Work item:
The lines to copy are those holding the string "chevron" in the entries below.

Information shown:
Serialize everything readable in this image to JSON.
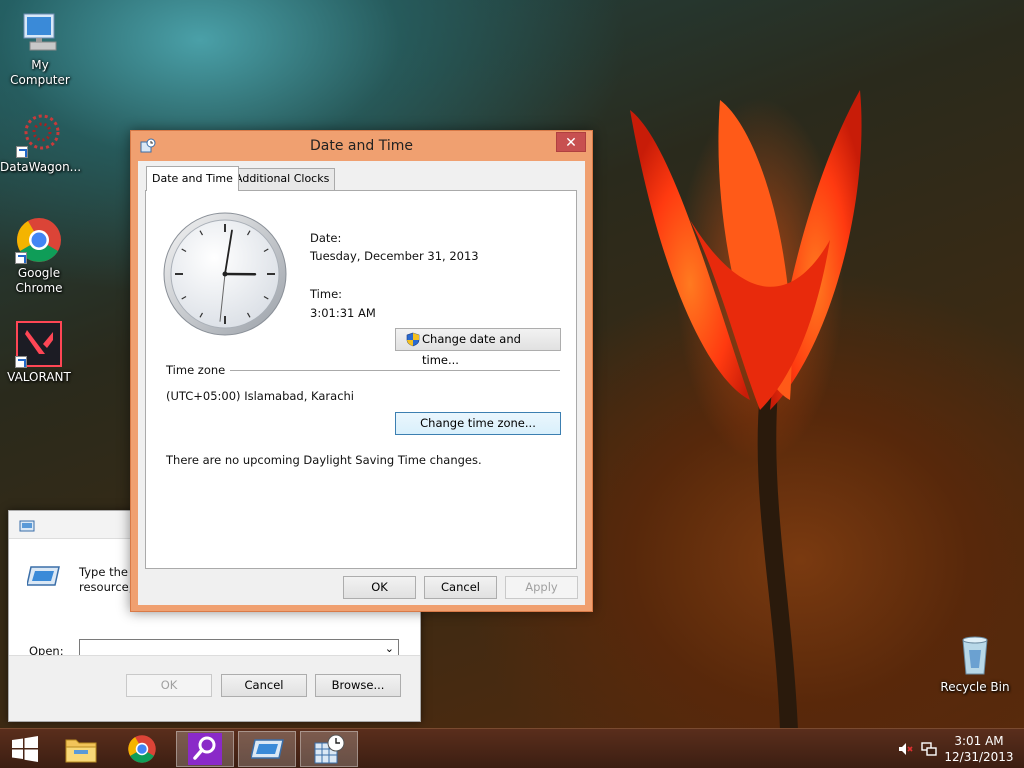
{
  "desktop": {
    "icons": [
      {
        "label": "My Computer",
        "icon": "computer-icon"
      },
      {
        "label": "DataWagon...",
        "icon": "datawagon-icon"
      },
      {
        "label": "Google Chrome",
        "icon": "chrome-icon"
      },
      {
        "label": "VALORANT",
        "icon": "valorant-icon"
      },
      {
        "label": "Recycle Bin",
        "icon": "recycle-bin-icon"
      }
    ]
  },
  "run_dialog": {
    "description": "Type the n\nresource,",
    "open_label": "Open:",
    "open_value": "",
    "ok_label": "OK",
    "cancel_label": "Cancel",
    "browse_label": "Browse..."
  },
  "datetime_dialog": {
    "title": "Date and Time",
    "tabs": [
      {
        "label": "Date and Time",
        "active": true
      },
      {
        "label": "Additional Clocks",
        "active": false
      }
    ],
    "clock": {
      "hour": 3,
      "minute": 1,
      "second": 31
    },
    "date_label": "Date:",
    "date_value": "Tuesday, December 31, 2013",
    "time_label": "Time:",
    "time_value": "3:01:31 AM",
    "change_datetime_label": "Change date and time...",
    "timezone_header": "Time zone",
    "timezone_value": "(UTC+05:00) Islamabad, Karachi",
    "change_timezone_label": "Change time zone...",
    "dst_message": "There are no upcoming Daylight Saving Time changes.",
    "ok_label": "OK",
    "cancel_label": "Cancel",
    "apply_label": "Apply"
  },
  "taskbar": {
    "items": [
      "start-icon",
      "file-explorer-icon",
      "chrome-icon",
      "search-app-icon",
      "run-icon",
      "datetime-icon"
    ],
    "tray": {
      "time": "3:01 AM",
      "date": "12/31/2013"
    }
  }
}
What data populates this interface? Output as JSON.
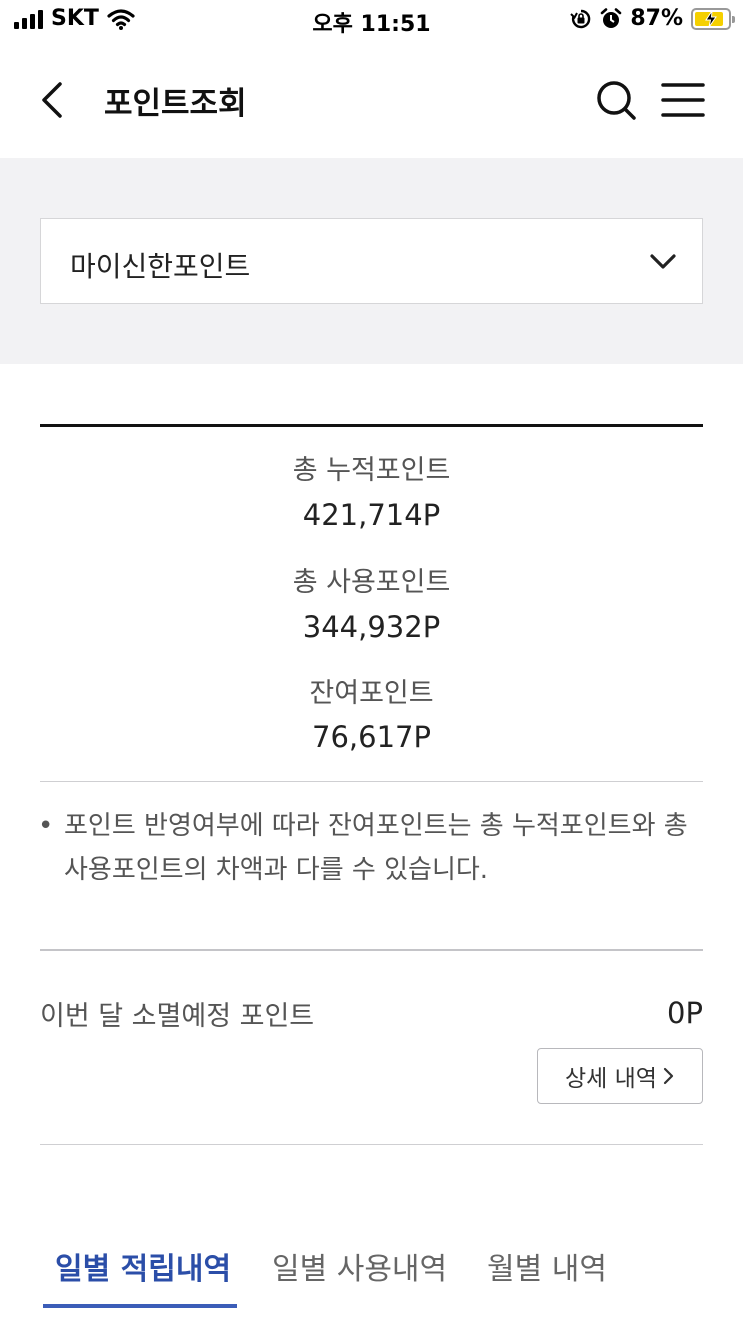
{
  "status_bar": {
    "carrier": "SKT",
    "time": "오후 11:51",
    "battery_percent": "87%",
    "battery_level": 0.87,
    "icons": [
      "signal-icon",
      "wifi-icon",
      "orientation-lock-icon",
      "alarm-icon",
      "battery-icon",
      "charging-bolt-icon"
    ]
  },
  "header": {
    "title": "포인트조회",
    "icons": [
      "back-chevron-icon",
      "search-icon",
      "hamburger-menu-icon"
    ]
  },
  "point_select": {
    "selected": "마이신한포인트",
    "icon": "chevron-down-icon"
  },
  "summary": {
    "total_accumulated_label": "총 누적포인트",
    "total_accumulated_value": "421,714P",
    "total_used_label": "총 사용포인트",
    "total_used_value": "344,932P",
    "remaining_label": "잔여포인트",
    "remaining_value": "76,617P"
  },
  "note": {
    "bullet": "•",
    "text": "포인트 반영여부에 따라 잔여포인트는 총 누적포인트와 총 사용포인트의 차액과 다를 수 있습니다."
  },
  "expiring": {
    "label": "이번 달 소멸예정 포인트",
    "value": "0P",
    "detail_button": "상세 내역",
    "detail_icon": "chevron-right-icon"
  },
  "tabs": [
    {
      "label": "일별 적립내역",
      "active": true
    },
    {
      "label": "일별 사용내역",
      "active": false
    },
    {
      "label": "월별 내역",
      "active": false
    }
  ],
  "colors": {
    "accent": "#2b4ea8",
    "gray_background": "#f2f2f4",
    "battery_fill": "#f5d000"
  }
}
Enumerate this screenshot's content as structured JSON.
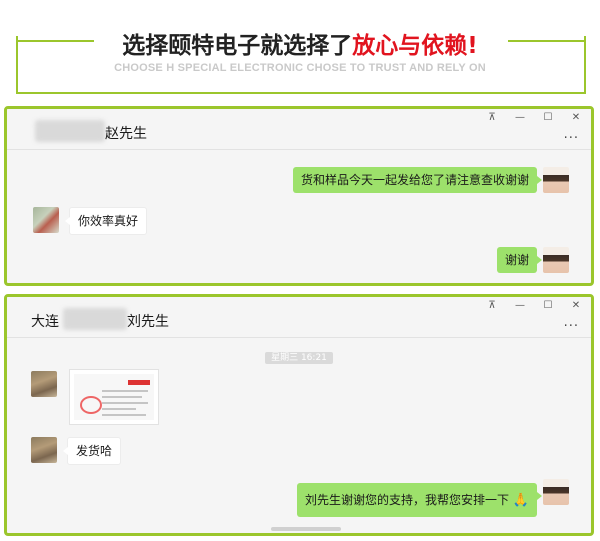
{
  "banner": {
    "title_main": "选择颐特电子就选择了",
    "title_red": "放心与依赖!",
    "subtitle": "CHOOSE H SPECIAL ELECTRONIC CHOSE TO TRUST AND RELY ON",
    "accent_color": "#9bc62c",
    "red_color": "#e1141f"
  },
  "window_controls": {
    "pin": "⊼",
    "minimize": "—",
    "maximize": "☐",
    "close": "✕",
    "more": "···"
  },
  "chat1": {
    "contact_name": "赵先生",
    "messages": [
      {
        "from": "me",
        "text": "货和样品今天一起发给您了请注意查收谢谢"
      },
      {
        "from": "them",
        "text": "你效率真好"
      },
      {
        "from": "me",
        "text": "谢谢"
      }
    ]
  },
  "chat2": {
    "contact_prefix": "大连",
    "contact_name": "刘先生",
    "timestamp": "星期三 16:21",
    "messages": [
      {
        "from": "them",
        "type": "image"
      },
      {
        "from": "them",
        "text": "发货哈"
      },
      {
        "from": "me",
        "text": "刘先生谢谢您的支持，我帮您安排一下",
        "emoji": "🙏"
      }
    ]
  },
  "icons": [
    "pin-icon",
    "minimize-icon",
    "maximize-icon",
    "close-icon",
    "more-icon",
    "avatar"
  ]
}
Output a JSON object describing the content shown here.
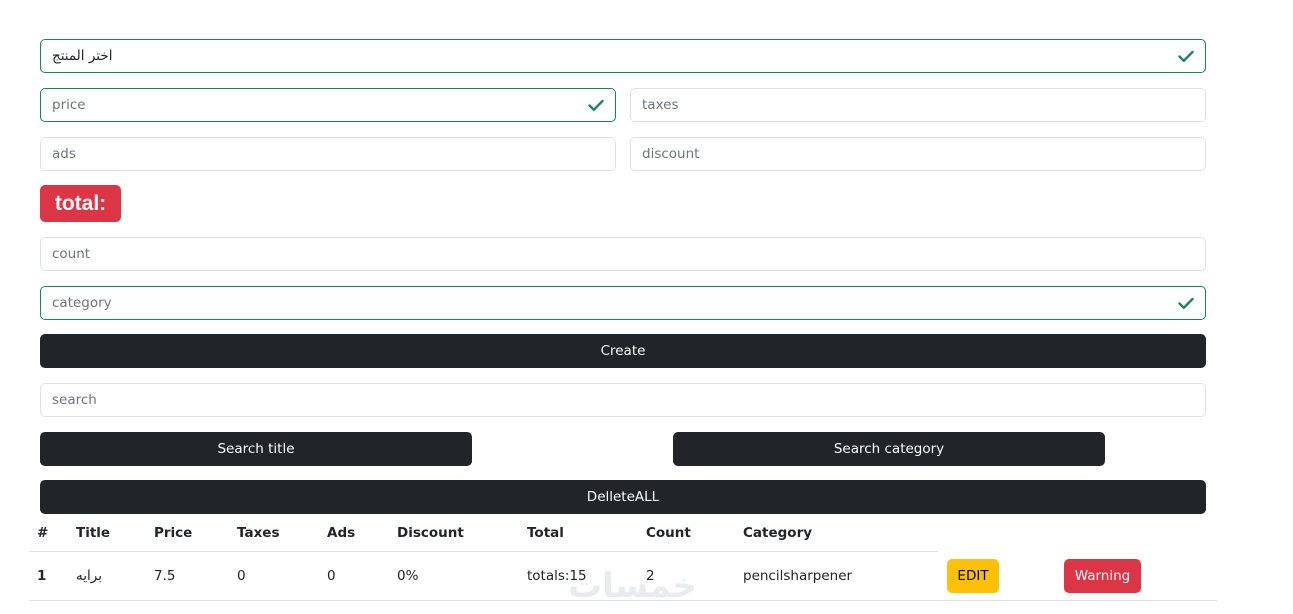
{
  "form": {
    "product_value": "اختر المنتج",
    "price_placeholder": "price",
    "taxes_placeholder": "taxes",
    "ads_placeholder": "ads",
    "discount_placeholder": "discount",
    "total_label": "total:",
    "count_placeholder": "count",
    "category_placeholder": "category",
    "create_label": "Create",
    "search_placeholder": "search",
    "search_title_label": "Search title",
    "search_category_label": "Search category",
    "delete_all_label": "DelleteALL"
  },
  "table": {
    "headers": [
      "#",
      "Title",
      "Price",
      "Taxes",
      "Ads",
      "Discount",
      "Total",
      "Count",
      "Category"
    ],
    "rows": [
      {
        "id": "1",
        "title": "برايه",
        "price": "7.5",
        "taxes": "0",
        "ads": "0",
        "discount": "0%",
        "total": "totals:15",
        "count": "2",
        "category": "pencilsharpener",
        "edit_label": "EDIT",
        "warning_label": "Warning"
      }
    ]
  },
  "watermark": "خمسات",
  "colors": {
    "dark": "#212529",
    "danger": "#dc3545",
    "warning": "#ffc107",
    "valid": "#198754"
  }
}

Result of the task:
      "back-chevron-icon",
    "icon": "chevron-down-icon"
    "detail_icon": "chevron-right-icon"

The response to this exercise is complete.